__STUDY MATERIAL__

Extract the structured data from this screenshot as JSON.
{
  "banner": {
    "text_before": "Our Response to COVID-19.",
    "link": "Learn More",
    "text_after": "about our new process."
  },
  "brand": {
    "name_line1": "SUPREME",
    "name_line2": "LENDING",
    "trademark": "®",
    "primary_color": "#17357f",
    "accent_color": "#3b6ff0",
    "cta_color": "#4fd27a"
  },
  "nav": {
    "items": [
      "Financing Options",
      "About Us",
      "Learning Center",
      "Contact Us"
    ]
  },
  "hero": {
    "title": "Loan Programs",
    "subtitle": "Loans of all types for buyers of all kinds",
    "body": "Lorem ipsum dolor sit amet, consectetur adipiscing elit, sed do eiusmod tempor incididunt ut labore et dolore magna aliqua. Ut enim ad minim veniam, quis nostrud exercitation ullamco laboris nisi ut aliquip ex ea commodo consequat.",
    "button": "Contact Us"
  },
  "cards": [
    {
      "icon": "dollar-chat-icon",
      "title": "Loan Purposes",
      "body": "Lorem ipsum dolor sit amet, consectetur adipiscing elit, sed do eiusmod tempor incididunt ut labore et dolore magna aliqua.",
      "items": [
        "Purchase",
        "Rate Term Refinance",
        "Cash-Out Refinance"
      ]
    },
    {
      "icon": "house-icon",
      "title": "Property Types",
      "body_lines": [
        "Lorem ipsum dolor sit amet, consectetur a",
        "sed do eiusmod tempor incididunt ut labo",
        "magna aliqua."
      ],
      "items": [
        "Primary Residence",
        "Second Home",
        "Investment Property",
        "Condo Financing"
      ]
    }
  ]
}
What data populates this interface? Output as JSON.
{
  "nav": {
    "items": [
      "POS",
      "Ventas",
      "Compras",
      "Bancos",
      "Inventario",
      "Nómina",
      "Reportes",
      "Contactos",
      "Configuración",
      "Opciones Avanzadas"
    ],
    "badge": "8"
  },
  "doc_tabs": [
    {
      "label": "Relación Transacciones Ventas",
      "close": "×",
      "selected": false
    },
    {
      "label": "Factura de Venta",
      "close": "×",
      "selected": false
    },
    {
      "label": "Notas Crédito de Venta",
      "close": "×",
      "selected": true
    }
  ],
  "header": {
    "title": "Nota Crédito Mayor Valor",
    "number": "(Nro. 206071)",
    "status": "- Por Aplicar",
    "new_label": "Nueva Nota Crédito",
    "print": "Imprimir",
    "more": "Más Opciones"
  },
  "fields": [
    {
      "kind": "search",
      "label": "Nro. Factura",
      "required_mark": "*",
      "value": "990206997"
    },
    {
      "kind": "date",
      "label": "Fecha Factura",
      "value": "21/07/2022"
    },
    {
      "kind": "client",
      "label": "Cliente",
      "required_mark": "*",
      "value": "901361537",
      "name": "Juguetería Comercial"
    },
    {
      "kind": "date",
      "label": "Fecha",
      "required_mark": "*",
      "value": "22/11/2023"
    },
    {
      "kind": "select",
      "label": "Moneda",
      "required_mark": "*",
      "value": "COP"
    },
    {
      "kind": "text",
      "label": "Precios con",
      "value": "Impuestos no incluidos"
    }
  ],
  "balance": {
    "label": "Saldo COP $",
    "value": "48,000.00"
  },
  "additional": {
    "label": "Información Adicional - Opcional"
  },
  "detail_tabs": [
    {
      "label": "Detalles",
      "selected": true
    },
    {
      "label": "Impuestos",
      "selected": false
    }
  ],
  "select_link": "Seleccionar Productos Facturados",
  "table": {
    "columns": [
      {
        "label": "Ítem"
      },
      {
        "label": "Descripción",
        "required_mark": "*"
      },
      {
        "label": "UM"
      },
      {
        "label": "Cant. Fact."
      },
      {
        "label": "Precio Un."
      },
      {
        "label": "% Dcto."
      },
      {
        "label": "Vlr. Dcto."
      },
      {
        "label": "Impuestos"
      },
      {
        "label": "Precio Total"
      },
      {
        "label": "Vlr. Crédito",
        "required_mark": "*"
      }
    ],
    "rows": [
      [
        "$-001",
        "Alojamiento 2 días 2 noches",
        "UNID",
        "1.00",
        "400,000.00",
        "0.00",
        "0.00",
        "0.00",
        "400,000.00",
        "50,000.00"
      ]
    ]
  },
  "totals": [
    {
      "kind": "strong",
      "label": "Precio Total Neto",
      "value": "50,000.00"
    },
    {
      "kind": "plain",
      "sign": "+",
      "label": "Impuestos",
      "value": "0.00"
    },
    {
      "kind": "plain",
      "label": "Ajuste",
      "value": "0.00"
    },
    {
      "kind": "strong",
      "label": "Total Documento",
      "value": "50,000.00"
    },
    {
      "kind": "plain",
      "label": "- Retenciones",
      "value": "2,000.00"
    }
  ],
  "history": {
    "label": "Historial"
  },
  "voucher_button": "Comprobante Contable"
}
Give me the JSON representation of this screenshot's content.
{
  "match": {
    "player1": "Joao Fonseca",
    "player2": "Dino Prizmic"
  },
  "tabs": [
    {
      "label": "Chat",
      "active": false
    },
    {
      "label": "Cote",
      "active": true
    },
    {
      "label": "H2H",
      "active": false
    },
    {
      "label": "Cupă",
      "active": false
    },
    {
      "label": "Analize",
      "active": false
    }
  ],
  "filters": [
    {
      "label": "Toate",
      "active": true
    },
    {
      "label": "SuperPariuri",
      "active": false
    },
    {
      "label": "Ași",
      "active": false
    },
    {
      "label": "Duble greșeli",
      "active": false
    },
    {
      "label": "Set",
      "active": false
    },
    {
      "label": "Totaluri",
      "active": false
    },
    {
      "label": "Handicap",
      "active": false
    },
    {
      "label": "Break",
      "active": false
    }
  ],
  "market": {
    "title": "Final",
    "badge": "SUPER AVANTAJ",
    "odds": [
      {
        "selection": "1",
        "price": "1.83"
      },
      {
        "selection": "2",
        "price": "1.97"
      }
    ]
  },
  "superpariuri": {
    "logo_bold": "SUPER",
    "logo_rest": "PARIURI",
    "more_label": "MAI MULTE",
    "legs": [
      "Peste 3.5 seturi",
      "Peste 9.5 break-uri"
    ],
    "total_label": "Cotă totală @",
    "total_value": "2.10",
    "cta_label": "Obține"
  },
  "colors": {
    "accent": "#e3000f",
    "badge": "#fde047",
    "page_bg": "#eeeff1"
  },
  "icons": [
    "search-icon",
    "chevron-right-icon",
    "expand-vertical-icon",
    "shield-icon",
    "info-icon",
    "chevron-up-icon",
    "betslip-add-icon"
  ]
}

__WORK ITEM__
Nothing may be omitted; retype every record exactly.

__TASK ANSWER__
Extract the structured data from this screenshot as JSON.
{
  "banner": {
    "text_before": "Our Response to COVID-19.",
    "link": "Learn More",
    "text_after": "about our new process."
  },
  "brand": {
    "name_line1": "SUPREME",
    "name_line2": "LENDING",
    "trademark": "®",
    "primary_color": "#17357f",
    "accent_color": "#3b6ff0",
    "cta_color": "#4fd27a"
  },
  "nav": {
    "items": [
      "Financing Options",
      "About Us",
      "Learning Center",
      "Contact Us"
    ]
  },
  "hero": {
    "title": "Loan Programs",
    "subtitle": "Loans of all types for buyers of all kinds",
    "body": "Lorem ipsum dolor sit amet, consectetur adipiscing elit, sed do eiusmod tempor incididunt ut labore et dolore magna aliqua. Ut enim ad minim veniam, quis nostrud exercitation ullamco laboris nisi ut aliquip ex ea commodo consequat.",
    "button": "Contact Us"
  },
  "cards": [
    {
      "icon": "dollar-chat-icon",
      "title": "Loan Purposes",
      "body": "Lorem ipsum dolor sit amet, consectetur adipiscing elit, sed do eiusmod tempor incididunt ut labore et dolore magna aliqua.",
      "items": [
        "Purchase",
        "Rate Term Refinance",
        "Cash-Out Refinance"
      ]
    },
    {
      "icon": "house-icon",
      "title": "Property Types",
      "body_lines": [
        "Lorem ipsum dolor sit amet, consectetur a",
        "sed do eiusmod tempor incididunt ut labo",
        "magna aliqua."
      ],
      "items": [
        "Primary Residence",
        "Second Home",
        "Investment Property",
        "Condo Financing"
      ]
    }
  ]
}
What data populates this interface? Output as JSON.
{
  "nav": {
    "items": [
      "POS",
      "Ventas",
      "Compras",
      "Bancos",
      "Inventario",
      "Nómina",
      "Reportes",
      "Contactos",
      "Configuración",
      "Opciones Avanzadas"
    ],
    "badge": "8"
  },
  "doc_tabs": [
    {
      "label": "Relación Transacciones Ventas",
      "close": "×",
      "selected": false
    },
    {
      "label": "Factura de Venta",
      "close": "×",
      "selected": false
    },
    {
      "label": "Notas Crédito de Venta",
      "close": "×",
      "selected": true
    }
  ],
  "header": {
    "title": "Nota Crédito Mayor Valor",
    "number": "(Nro. 206071)",
    "status": "- Por Aplicar",
    "new_label": "Nueva Nota Crédito",
    "print": "Imprimir",
    "more": "Más Opciones"
  },
  "fields": [
    {
      "kind": "search",
      "label": "Nro. Factura",
      "required_mark": "*",
      "value": "990206997"
    },
    {
      "kind": "date",
      "label": "Fecha Factura",
      "value": "21/07/2022"
    },
    {
      "kind": "client",
      "label": "Cliente",
      "required_mark": "*",
      "value": "901361537",
      "name": "Juguetería Comercial"
    },
    {
      "kind": "date",
      "label": "Fecha",
      "required_mark": "*",
      "value": "22/11/2023"
    },
    {
      "kind": "select",
      "label": "Moneda",
      "required_mark": "*",
      "value": "COP"
    },
    {
      "kind": "text",
      "label": "Precios con",
      "value": "Impuestos no incluidos"
    }
  ],
  "balance": {
    "label": "Saldo COP $",
    "value": "48,000.00"
  },
  "additional": {
    "label": "Información Adicional - Opcional"
  },
  "detail_tabs": [
    {
      "label": "Detalles",
      "selected": true
    },
    {
      "label": "Impuestos",
      "selected": false
    }
  ],
  "select_link": "Seleccionar Productos Facturados",
  "table": {
    "columns": [
      {
        "label": "Ítem"
      },
      {
        "label": "Descripción",
        "required_mark": "*"
      },
      {
        "label": "UM"
      },
      {
        "label": "Cant. Fact."
      },
      {
        "label": "Precio Un."
      },
      {
        "label": "% Dcto."
      },
      {
        "label": "Vlr. Dcto."
      },
      {
        "label": "Impuestos"
      },
      {
        "label": "Precio Total"
      },
      {
        "label": "Vlr. Crédito",
        "required_mark": "*"
      }
    ],
    "rows": [
      [
        "$-001",
        "Alojamiento 2 días 2 noches",
        "UNID",
        "1.00",
        "400,000.00",
        "0.00",
        "0.00",
        "0.00",
        "400,000.00",
        "50,000.00"
      ]
    ]
  },
  "totals": [
    {
      "kind": "strong",
      "label": "Precio Total Neto",
      "value": "50,000.00"
    },
    {
      "kind": "plain",
      "sign": "+",
      "label": "Impuestos",
      "value": "0.00"
    },
    {
      "kind": "plain",
      "label": "Ajuste",
      "value": "0.00"
    },
    {
      "kind": "strong",
      "label": "Total Documento",
      "value": "50,000.00"
    },
    {
      "kind": "plain",
      "label": "- Retenciones",
      "value": "2,000.00"
    }
  ],
  "history": {
    "label": "Historial"
  },
  "voucher_button": "Comprobante Contable"
}
Give me the JSON representation of this screenshot's content.
{
  "match": {
    "player1": "Joao Fonseca",
    "player2": "Dino Prizmic"
  },
  "tabs": [
    {
      "label": "Chat",
      "active": false
    },
    {
      "label": "Cote",
      "active": true
    },
    {
      "label": "H2H",
      "active": false
    },
    {
      "label": "Cupă",
      "active": false
    },
    {
      "label": "Analize",
      "active": false
    }
  ],
  "filters": [
    {
      "label": "Toate",
      "active": true
    },
    {
      "label": "SuperPariuri",
      "active": false
    },
    {
      "label": "Ași",
      "active": false
    },
    {
      "label": "Duble greșeli",
      "active": false
    },
    {
      "label": "Set",
      "active": false
    },
    {
      "label": "Totaluri",
      "active": false
    },
    {
      "label": "Handicap",
      "active": false
    },
    {
      "label": "Break",
      "active": false
    }
  ],
  "market": {
    "title": "Final",
    "badge": "SUPER AVANTAJ",
    "odds": [
      {
        "selection": "1",
        "price": "1.83"
      },
      {
        "selection": "2",
        "price": "1.97"
      }
    ]
  },
  "superpariuri": {
    "logo_bold": "SUPER",
    "logo_rest": "PARIURI",
    "more_label": "MAI MULTE",
    "legs": [
      "Peste 3.5 seturi",
      "Peste 9.5 break-uri"
    ],
    "total_label": "Cotă totală @",
    "total_value": "2.10",
    "cta_label": "Obține"
  },
  "colors": {
    "accent": "#e3000f",
    "badge": "#fde047",
    "page_bg": "#eeeff1"
  },
  "icons": [
    "search-icon",
    "chevron-right-icon",
    "expand-vertical-icon",
    "shield-icon",
    "info-icon",
    "chevron-up-icon",
    "betslip-add-icon"
  ]
}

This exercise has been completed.